(Records from a data source)
--- START ---

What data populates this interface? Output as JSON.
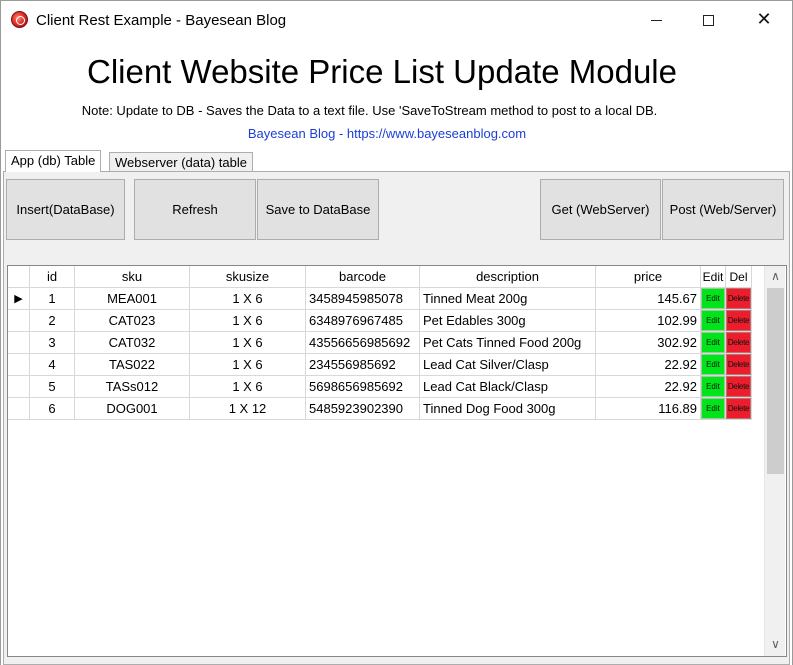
{
  "window": {
    "title": "Client Rest Example - Bayesean Blog",
    "controls": {
      "minimize": "minimize",
      "maximize": "maximize",
      "close": "✕"
    }
  },
  "header": {
    "heading": "Client Website Price List Update Module",
    "note": "Note: Update to DB -  Saves the Data to a text file. Use 'SaveToStream method to post to a local DB.",
    "link": "Bayesean Blog - https://www.bayeseanblog.com"
  },
  "tabs": [
    {
      "label": "App (db) Table",
      "active": true
    },
    {
      "label": "Webserver (data) table",
      "active": false
    }
  ],
  "toolbar": {
    "insert": "Insert(DataBase)",
    "refresh": "Refresh",
    "save": "Save to DataBase",
    "get": "Get  (WebServer)",
    "post": "Post (Web/Server)"
  },
  "grid": {
    "columns": [
      "id",
      "sku",
      "skusize",
      "barcode",
      "description",
      "price",
      "Edit",
      "Del"
    ],
    "current_row_indicator": "▶",
    "edit_label": "Edit",
    "delete_label": "Delete",
    "rows": [
      {
        "id": "1",
        "sku": "MEA001",
        "skusize": "1 X 6",
        "barcode": "3458945985078",
        "description": "Tinned Meat 200g",
        "price": "145.67"
      },
      {
        "id": "2",
        "sku": "CAT023",
        "skusize": "1 X 6",
        "barcode": "6348976967485",
        "description": "Pet Edables 300g",
        "price": "102.99"
      },
      {
        "id": "3",
        "sku": "CAT032",
        "skusize": "1 X 6",
        "barcode": "43556656985692",
        "description": "Pet Cats Tinned Food 200g",
        "price": "302.92"
      },
      {
        "id": "4",
        "sku": "TAS022",
        "skusize": "1 X 6",
        "barcode": "234556985692",
        "description": "Lead Cat Silver/Clasp",
        "price": "22.92"
      },
      {
        "id": "5",
        "sku": "TASs012",
        "skusize": "1 X 6",
        "barcode": "5698656985692",
        "description": "Lead Cat Black/Clasp",
        "price": "22.92"
      },
      {
        "id": "6",
        "sku": "DOG001",
        "skusize": "1 X 12",
        "barcode": "5485923902390",
        "description": "Tinned Dog Food 300g",
        "price": "116.89"
      }
    ]
  },
  "scrollbar": {
    "up": "∧",
    "down": "∨"
  },
  "colors": {
    "edit": "#00e51a",
    "delete": "#ec1d2c",
    "link": "#1a3fd6"
  }
}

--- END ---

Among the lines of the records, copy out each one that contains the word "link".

Response to this task:
    "link": "Bayesean Blog - https://www.bayeseanblog.com"
    "link": "#1a3fd6"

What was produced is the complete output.